* [Your instructions]:
In the material below, find every line containing "localhost" and copy that line.

▶

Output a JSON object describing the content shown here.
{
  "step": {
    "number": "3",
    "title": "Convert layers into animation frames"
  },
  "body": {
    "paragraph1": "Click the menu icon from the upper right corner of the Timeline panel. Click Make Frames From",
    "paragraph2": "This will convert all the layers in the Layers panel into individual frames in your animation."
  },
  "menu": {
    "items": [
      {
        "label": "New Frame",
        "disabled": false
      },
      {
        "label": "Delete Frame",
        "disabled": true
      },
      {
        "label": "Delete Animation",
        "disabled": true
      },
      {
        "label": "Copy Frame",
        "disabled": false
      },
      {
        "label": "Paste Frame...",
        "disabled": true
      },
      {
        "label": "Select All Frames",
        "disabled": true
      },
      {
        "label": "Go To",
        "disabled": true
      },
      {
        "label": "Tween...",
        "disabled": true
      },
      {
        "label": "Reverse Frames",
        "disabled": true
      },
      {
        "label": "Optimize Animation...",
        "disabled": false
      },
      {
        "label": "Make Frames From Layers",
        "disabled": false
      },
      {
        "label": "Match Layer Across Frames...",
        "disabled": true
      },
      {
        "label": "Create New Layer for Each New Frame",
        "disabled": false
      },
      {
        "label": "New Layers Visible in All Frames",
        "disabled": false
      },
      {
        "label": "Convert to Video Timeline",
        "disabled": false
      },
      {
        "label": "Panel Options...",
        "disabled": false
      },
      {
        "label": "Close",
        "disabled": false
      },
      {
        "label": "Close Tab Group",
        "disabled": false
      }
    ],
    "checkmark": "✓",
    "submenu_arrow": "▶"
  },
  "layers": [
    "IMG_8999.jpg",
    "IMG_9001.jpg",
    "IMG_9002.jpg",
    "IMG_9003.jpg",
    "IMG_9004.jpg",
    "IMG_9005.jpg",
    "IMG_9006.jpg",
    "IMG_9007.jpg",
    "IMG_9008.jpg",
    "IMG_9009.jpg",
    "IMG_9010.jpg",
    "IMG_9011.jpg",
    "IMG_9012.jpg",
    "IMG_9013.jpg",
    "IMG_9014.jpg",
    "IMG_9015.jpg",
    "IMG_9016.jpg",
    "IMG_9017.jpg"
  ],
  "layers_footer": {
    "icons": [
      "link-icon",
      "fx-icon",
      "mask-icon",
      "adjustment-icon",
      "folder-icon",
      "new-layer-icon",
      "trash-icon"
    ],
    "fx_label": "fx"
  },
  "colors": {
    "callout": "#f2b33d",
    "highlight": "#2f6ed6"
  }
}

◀
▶

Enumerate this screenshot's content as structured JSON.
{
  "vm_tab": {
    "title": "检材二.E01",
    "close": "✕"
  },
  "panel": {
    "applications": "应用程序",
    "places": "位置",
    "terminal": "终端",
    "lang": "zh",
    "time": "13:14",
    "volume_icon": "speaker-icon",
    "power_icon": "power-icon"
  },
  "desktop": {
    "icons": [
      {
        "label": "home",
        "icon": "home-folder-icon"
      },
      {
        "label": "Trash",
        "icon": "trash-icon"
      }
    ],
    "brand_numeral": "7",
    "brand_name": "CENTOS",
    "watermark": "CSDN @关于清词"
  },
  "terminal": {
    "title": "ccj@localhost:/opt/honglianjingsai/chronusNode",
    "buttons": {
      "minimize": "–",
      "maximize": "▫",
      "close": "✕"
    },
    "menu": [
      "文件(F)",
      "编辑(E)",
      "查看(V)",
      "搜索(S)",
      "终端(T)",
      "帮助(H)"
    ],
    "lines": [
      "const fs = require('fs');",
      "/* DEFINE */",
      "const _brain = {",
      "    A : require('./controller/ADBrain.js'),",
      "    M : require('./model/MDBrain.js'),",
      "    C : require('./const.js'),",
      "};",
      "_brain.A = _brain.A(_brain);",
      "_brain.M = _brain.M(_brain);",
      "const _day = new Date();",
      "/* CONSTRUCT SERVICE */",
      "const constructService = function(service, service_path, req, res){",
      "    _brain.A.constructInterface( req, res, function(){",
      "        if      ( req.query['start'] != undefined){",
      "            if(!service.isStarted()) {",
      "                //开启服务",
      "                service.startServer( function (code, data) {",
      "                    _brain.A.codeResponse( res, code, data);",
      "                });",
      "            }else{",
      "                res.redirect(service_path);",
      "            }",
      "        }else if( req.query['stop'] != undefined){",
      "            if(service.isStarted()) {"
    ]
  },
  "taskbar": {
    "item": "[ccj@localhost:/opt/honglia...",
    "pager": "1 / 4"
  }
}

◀

* [The answer]:
    "title": "ccj@localhost:/opt/honglianjingsai/chronusNode",
    "item": "[ccj@localhost:/opt/honglia...",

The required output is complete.